Giroux was in a slump almost more disappointing than the team’s as he went 20 game without scoring a goal.  This from a gifted goal-scorer who graced the cover of the EA Sports NHL13 video game.  He finally broke out of the slump during a defining victory at home against the Edmonton Oilers several weeks ago.   I happily viewed that game from the club level with my visiting father, who as a Western North Carolina resident, was a “newbie” to the NHL experience.  When G scored it felt as if the Flyers had won the Stanley Cup.  Since then, he has been scoring and assisting more like the G we knew from previous seasons.

The thrill of sitting on the glass at an NHL game is beyond description.  The faceoffs are mere feet away, and the jarring checks into the plexiglass boom and shake the baricade, making you trust that it will stay in place.  My two favorite things to pay attention to from this viewpoint are the skating and the player’s faces.  The players’ eyes reflect an intense focus that is required to play this game and the instincts that tell the players where to go and what to do in a nano-second.  When this game is described as the fastest game on earth it is no exaggeration.

And the skating…don’t even get me started.  I am taking adult beginner ice skating lessons so I feel like I understand how incredibly difficult it is.  Yet these guys fly around effortlessly as if they are more comfortable on ice than on solid ground.  (I once had a junior hockey player tell me that is certainly the case for him.)

The turns, crossovers, one-foot glides, and backwards skating at top speeds without even looking behind amaze me.  I remember that when I took ice skating lessons more than 10 years ago, it took me months to do one back crossover, and I remained somewhat terrified of falling every time I attempted one after that.  Now, I wouldn’t even know how to start, which is why I have started over and recently began taking skating lessons again.

I am improving but still struggle sometimes just getting around the rink. I realize that skating in your 40s is definitely more challenging than skating in your 30s.  My balance is worse, my legs are not as strong, and the falls are harder (as is the getting back up part).  As a result, several months ago during my first trip back to the rink in over 10 years, I wondered if I was crazy trying this sport again. It can be dangerous as falling is an almost certainty.  And, I am living with kidney disease resulting from a rare auto-immune disease that I battled last year.  But, exercise is a good thing and I love the feel of gliding over the ice, so I am keeping up my courage and continuing with the lessons.

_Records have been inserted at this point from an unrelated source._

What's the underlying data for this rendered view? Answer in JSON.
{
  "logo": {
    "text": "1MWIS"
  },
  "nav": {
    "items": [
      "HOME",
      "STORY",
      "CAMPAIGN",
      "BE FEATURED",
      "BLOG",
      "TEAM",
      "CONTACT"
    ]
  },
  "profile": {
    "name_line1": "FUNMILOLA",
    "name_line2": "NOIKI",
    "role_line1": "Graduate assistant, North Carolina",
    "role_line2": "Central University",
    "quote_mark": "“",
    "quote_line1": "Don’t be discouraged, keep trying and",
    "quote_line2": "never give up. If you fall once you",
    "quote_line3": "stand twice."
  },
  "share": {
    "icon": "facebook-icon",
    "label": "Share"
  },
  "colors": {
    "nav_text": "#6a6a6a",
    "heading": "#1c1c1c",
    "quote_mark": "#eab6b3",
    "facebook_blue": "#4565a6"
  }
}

The hockey game progressed nicely and the Flyers looked so much better than they did earlier in the season.  They were skating hard, forechecking, getting good shots on goal and suddenly they had a 3-0 lead.

But, near the end of the second period,  the “old” Flyers returned.  They were sitting back on their heels, watching the NY Islanders skate around the Flyers zone, taking shots at their stellar goaltender Steve Mason.  (Easily the MVP of the season so far, I wonder if the Flyers would have had a victory in their first 20 game without Mase in net.)

However, unlike games of old, the Flyers didn’t cave as the Islanders got within one goal.  Instead, they picked up the pace and turned on the heat.  Near the middle of the third period, Jake Voracek, a favorite of mine who was possibly benched in the previous game for not performing well, dug the puck out of the corner right in front of me and fed it to Brayden Schenn in front of the net for a goal that gave the Flyers some breathing room with a 4-2 lead.

The Flyers hugged and celebrated the goal in front of me as I clapped and cheered as loudly as I could.  A perfect finish to a perfect evening.  Icing on the cake to another fun day centered around Flyers hockey.  I felt blessed as my husband and I rushed out of the arena into the bitter cold for our drive back to Virginia.  I bid the Wells Fargo Center goodbye – in appreciation for another great hockey game and with a bit of sadness knowing that I would have to wait over a month for another night of Flyers hockey.